Could you copy every record below exactly, leaving out the pictures?

[Entries from a dataset of interfaces]
========================================================================
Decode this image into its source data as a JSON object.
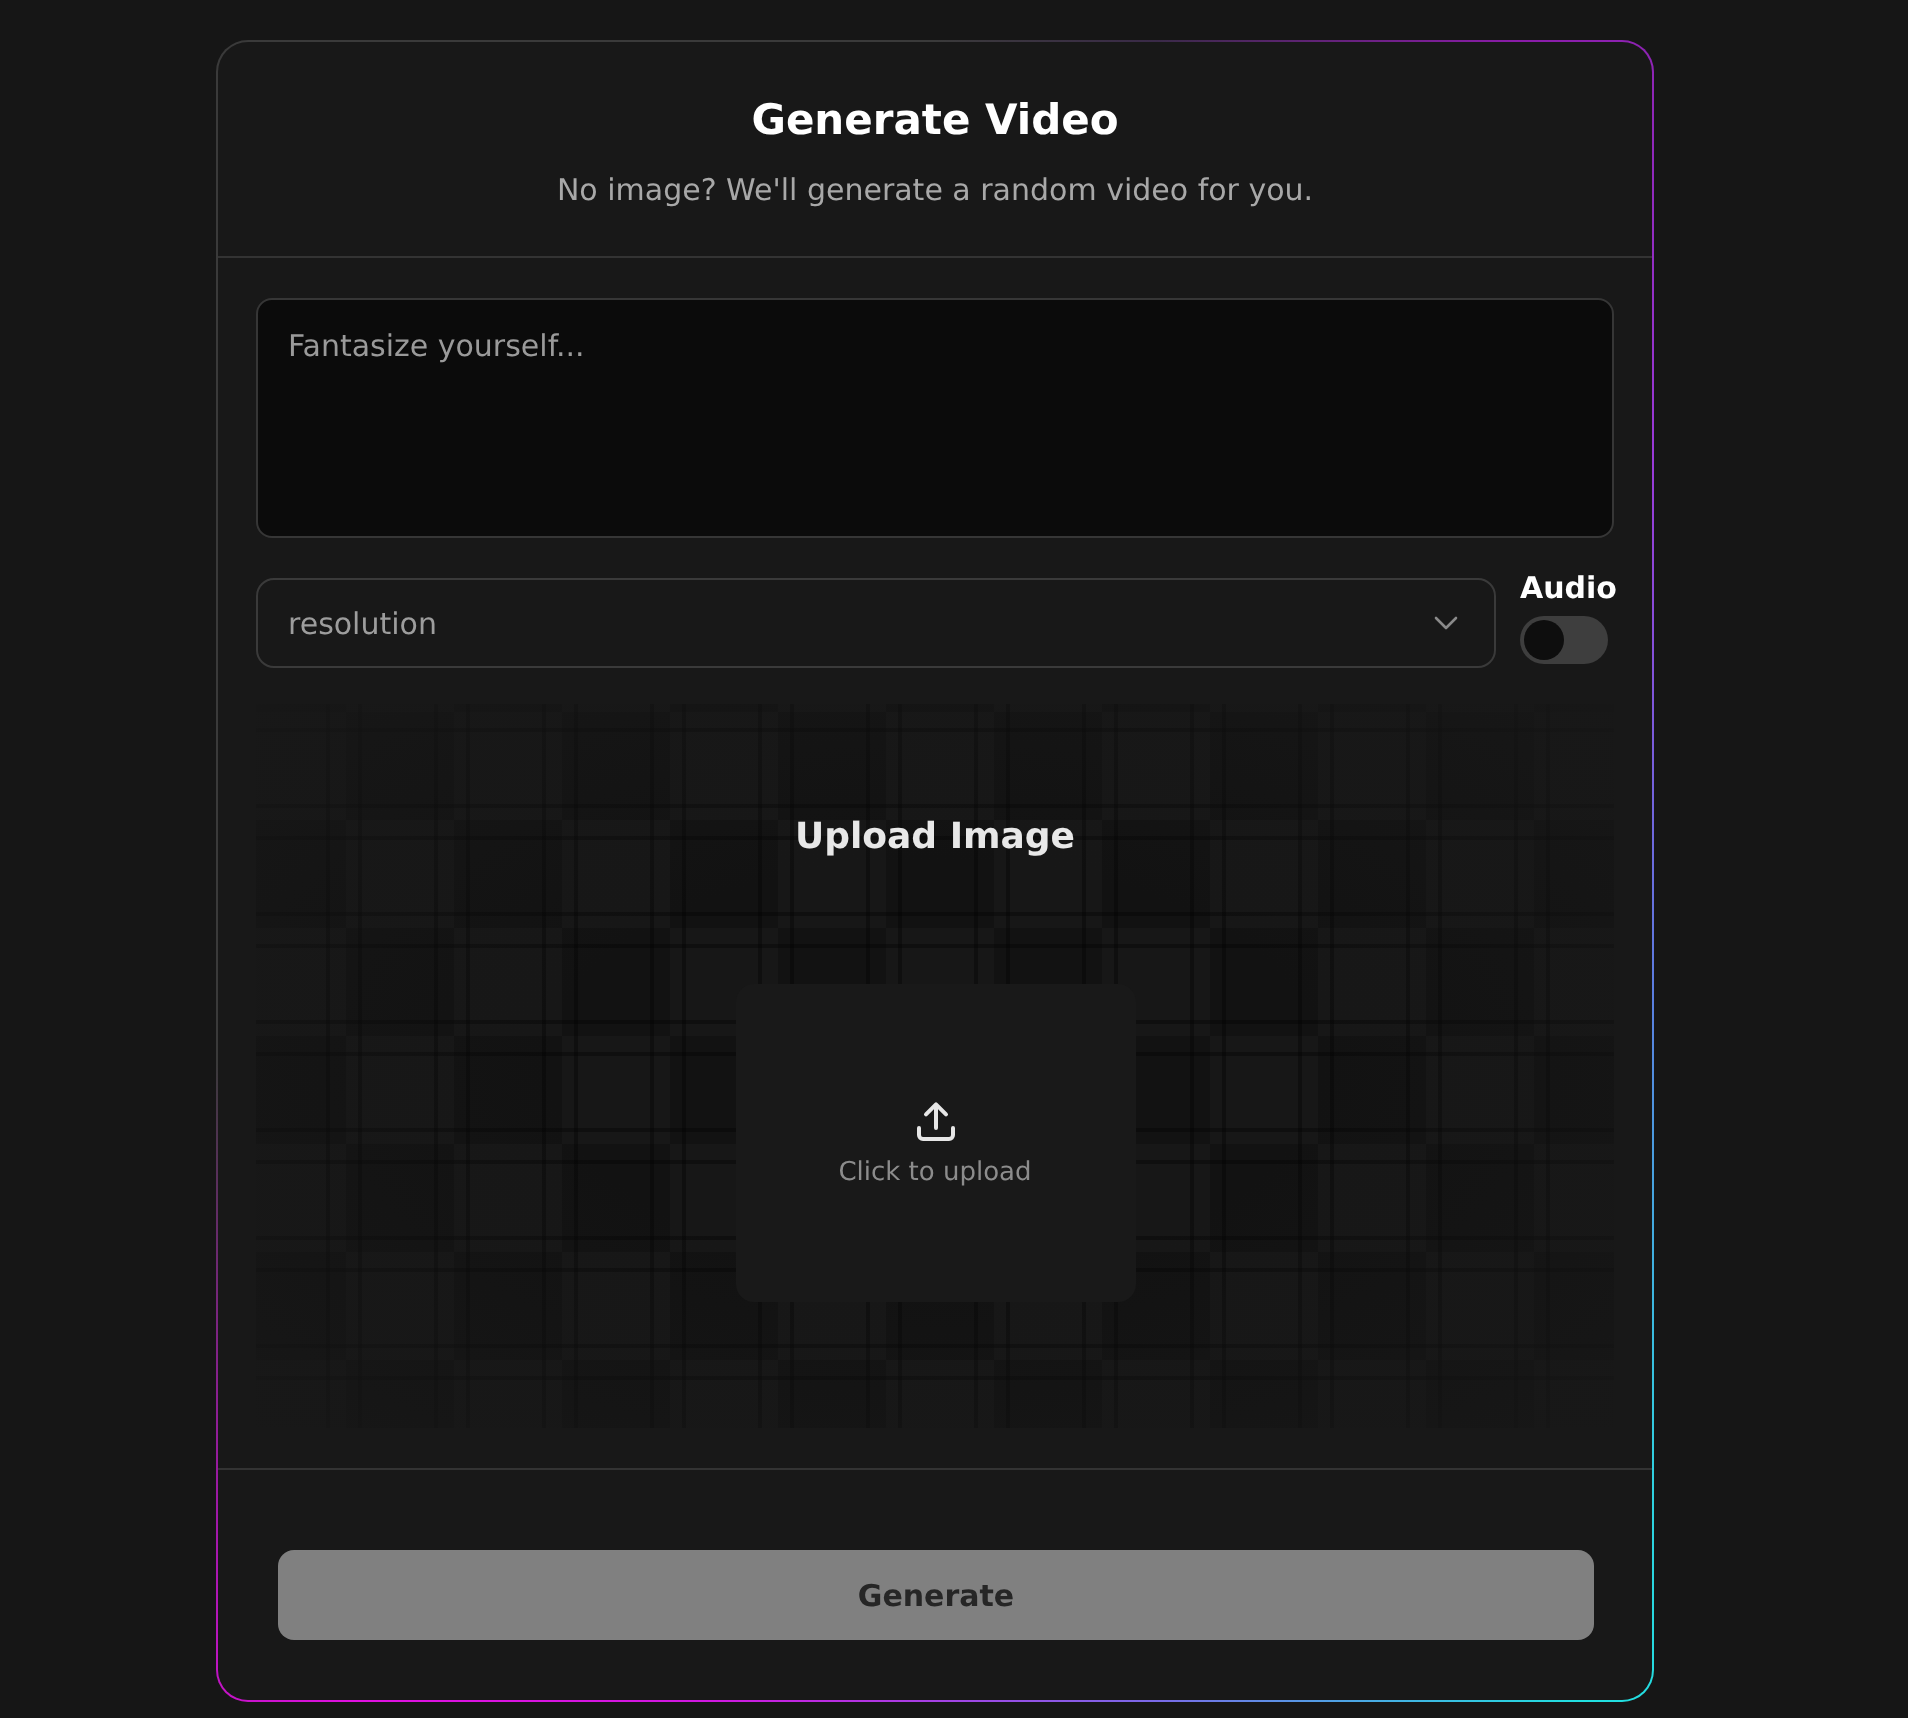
{
  "dialog": {
    "title": "Generate Video",
    "subtitle": "No image? We'll generate a random video for you."
  },
  "prompt": {
    "placeholder": "Fantasize yourself..."
  },
  "resolution": {
    "placeholder": "resolution"
  },
  "audio": {
    "label": "Audio",
    "on": false
  },
  "upload": {
    "title": "Upload Image",
    "hint": "Click to upload"
  },
  "generate_button": {
    "label": "Generate",
    "disabled": true
  }
}
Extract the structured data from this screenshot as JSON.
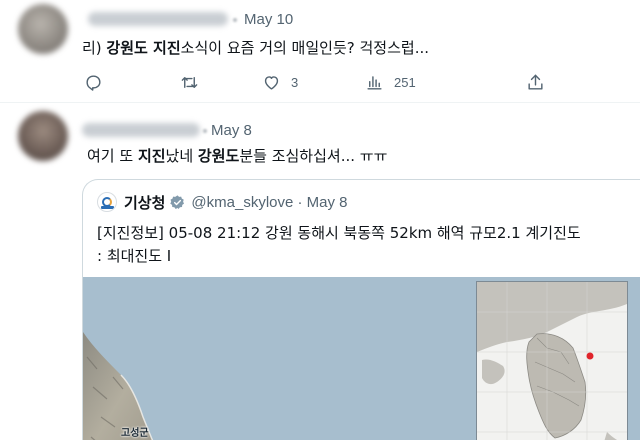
{
  "tweets": [
    {
      "date": "May 10",
      "text_pre": "리) ",
      "text_bold1": "강원도 지진",
      "text_post": "소식이 요즘 거의 매일인듯? 걱정스럽...",
      "actions": {
        "reply_count": "",
        "retweet_count": "",
        "like_count": "3",
        "view_count": "251"
      }
    },
    {
      "date": "May 8",
      "text_pre": "여기 또 ",
      "text_bold1": "지진",
      "text_mid": "났네 ",
      "text_bold2": "강원도",
      "text_post": "분들 조심하십셔... ㅠㅠ",
      "quote": {
        "name": "기상청",
        "handle_date": "@kma_skylove · May 8",
        "line1": "[지진정보] 05-08 21:12 강원 동해시 북동쪽 52km 해역 규모2.1 계기진도",
        "line2": ": 최대진도 Ⅰ",
        "map_label": "고성군"
      }
    }
  ],
  "colors": {
    "text": "#0f1419",
    "secondary": "#536471",
    "verified": "#829aab",
    "epicenter": "#e0242b"
  },
  "icons": [
    "reply-icon",
    "retweet-icon",
    "like-icon",
    "views-icon",
    "share-icon",
    "verified-badge-icon"
  ]
}
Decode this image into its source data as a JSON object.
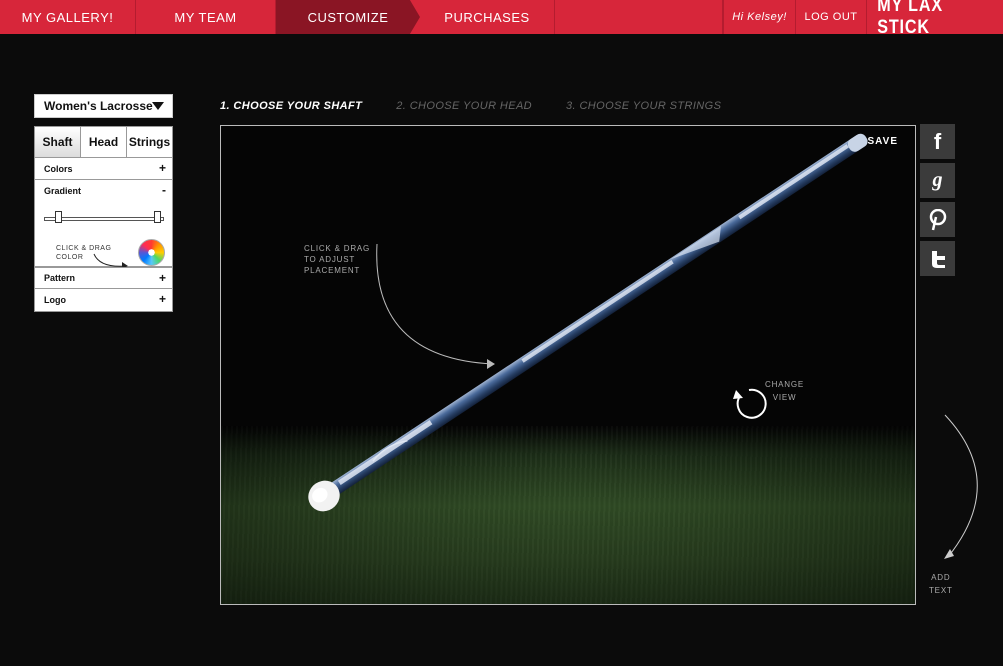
{
  "nav": {
    "gallery": "MY GALLERY!",
    "team": "MY TEAM",
    "customize": "CUSTOMIZE",
    "purchases": "PURCHASES",
    "greeting": "Hi Kelsey!",
    "logout": "LOG OUT",
    "brand": "MY LAX STICK"
  },
  "sidebar": {
    "sport": "Women's Lacrosse",
    "tabs": [
      "Shaft",
      "Head",
      "Strings"
    ],
    "active_tab": "Shaft",
    "sections": {
      "colors": {
        "label": "Colors",
        "toggle": "+"
      },
      "gradient": {
        "label": "Gradient",
        "toggle": "-",
        "hint_line1": "CLICK & DRAG",
        "hint_line2": "COLOR"
      },
      "pattern": {
        "label": "Pattern",
        "toggle": "+"
      },
      "logo": {
        "label": "Logo",
        "toggle": "+"
      }
    }
  },
  "steps": [
    "1. CHOOSE YOUR SHAFT",
    "2. CHOOSE YOUR HEAD",
    "3. CHOOSE YOUR STRINGS"
  ],
  "canvas": {
    "save": "SAVE",
    "drag_hint": [
      "CLICK & DRAG",
      "TO ADJUST",
      "PLACEMENT"
    ],
    "change_view": [
      "CHANGE",
      "VIEW"
    ]
  },
  "social": [
    "facebook-icon",
    "google-plus-icon",
    "pinterest-icon",
    "twitter-icon"
  ],
  "add_text": [
    "ADD",
    "TEXT"
  ],
  "colors": {
    "nav_red": "#d7263a",
    "nav_active": "#8a1524",
    "background": "#0b0b0b",
    "shaft_blue": "#3a5a8a"
  }
}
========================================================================
Answer space
Decode this image into its source data as a JSON object.
{
  "dialog": {
    "title": "Generate Video",
    "subtitle": "No image? We'll generate a random video for you."
  },
  "prompt": {
    "placeholder": "Fantasize yourself..."
  },
  "resolution": {
    "placeholder": "resolution"
  },
  "audio": {
    "label": "Audio",
    "on": false
  },
  "upload": {
    "title": "Upload Image",
    "hint": "Click to upload"
  },
  "generate_button": {
    "label": "Generate",
    "disabled": true
  }
}
Extract the structured data from this screenshot as JSON.
{
  "tweets": [
    {
      "date": "May 10",
      "text_pre": "리) ",
      "text_bold1": "강원도 지진",
      "text_post": "소식이 요즘 거의 매일인듯? 걱정스럽...",
      "actions": {
        "reply_count": "",
        "retweet_count": "",
        "like_count": "3",
        "view_count": "251"
      }
    },
    {
      "date": "May 8",
      "text_pre": "여기 또 ",
      "text_bold1": "지진",
      "text_mid": "났네 ",
      "text_bold2": "강원도",
      "text_post": "분들 조심하십셔... ㅠㅠ",
      "quote": {
        "name": "기상청",
        "handle_date": "@kma_skylove · May 8",
        "line1": "[지진정보] 05-08 21:12 강원 동해시 북동쪽 52km 해역 규모2.1 계기진도",
        "line2": ": 최대진도 Ⅰ",
        "map_label": "고성군"
      }
    }
  ],
  "colors": {
    "text": "#0f1419",
    "secondary": "#536471",
    "verified": "#829aab",
    "epicenter": "#e0242b"
  },
  "icons": [
    "reply-icon",
    "retweet-icon",
    "like-icon",
    "views-icon",
    "share-icon",
    "verified-badge-icon"
  ]
}
Decode this image into its source data as a JSON object.
{
  "nav": {
    "gallery": "MY GALLERY!",
    "team": "MY TEAM",
    "customize": "CUSTOMIZE",
    "purchases": "PURCHASES",
    "greeting": "Hi Kelsey!",
    "logout": "LOG OUT",
    "brand": "MY LAX STICK"
  },
  "sidebar": {
    "sport": "Women's Lacrosse",
    "tabs": [
      "Shaft",
      "Head",
      "Strings"
    ],
    "active_tab": "Shaft",
    "sections": {
      "colors": {
        "label": "Colors",
        "toggle": "+"
      },
      "gradient": {
        "label": "Gradient",
        "toggle": "-",
        "hint_line1": "CLICK & DRAG",
        "hint_line2": "COLOR"
      },
      "pattern": {
        "label": "Pattern",
        "toggle": "+"
      },
      "logo": {
        "label": "Logo",
        "toggle": "+"
      }
    }
  },
  "steps": [
    "1. CHOOSE YOUR SHAFT",
    "2. CHOOSE YOUR HEAD",
    "3. CHOOSE YOUR STRINGS"
  ],
  "canvas": {
    "save": "SAVE",
    "drag_hint": [
      "CLICK & DRAG",
      "TO ADJUST",
      "PLACEMENT"
    ],
    "change_view": [
      "CHANGE",
      "VIEW"
    ]
  },
  "social": [
    "facebook-icon",
    "google-plus-icon",
    "pinterest-icon",
    "twitter-icon"
  ],
  "add_text": [
    "ADD",
    "TEXT"
  ],
  "colors": {
    "nav_red": "#d7263a",
    "nav_active": "#8a1524",
    "background": "#0b0b0b",
    "shaft_blue": "#3a5a8a"
  }
}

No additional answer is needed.